Using three different altitude correction procedures (CDC method, Dirren et al. method, and Dallman et al. method), we estimated the prevalence rate of anemia being 70.0%, 77.9% or 41.3%, respectively, in contrast with 19.5%, 13.6% and 28.9% for pregnant women in Beijing [23
], Shanghai [24
] and other part of China [21
]. Although the anemia was quite high among the pregnant women in our study, most of anemic women were not with typical clinical symptoms of anemia. For example, in all 380 women included in this study, only 14% had frequent dizziness, 18% reported lack of physical strength, and about 8% were found to have pallid palpebral conjunctiva. Therfore, we concluded that these three methods were probably not suitable for correcting Hb for altitude for pregnant women living in the highlands of Tibet. The most important reason for this may be that the altitude ranges for those three methods were all between 0 to 3200 meters, while the participants in this study were living in the altitude of 3680 m. So extrapolations of these three methods may lead to unreliable results. The second reason may be that different methods used different fitting curves. The CDC's is conic, while that for the above-3000 m results is steep. Dirren et al. is an exponential curve. Although it has a gentle slope, it had a small sample size at each altitude. In comparison, Dallman et al. is a straight line. Other previous studies have shown that Hb did not increase linearly with higher altitudes [14

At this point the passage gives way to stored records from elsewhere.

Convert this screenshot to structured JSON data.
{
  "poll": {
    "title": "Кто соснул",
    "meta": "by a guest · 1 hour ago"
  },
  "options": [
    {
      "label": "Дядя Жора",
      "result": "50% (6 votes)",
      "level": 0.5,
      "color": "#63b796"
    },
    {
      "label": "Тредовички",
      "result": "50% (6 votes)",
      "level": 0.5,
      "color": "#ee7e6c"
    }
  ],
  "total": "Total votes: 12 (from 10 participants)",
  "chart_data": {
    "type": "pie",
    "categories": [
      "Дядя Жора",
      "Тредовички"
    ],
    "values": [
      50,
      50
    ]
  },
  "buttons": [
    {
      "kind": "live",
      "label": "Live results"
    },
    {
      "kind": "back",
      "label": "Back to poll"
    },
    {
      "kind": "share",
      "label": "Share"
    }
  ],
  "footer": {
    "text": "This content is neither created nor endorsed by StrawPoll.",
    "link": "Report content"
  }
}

]. However, so far it is still unclear what relationship between Hb and altitude for Tibetan women is.
Using a survey dataset on nutritional status of younger children living on the Qinghai-Tibet Plateau, Dang et al showed a positive association between Hb concentrations and altitude, but that the results did not contrast dramatically with these from the CDC, Dirren et al. and Dallman et al. methods [25
]. The clear relationship between altitude and Hb concentration has still not been established yet in pregnant women living in the Qinghai-Tibet Plateau. As such, we applied three available methods to assess the prevalence of anemia but found very inconsistent prevalence rates. By comparing the consistency among these three methods, we concluded that the CDC method might be slightly better until a new hemoglobin-altitude formula for people living at this altitude can be established.
This is the first study that described the pattern of Hb concentration and prevalence of anemia among pregnant women living in the highlands of Tibet. The hospital-based cross-sectional design and selection bias of the sample in this study may underestimate the real prevalence of anemia and may not provide direct epidemiological inference for causality. However, our study serves as useful information and indicates a need for further anemia studies and interventions for pregnant women in the highlands of Tibet. A smaller sample size among the first-trimester pregnancies, due to some participants' restrictive traditional beliefs, may have introduced bias into this study. Lack of measurements of serum indexes such as serum ferritin and transferrin receptor may have limited our understanding of the true prevalence of anemia. In addition, the results from this hospital-based study may be subject to unobserved confounding factors, which need further investigation.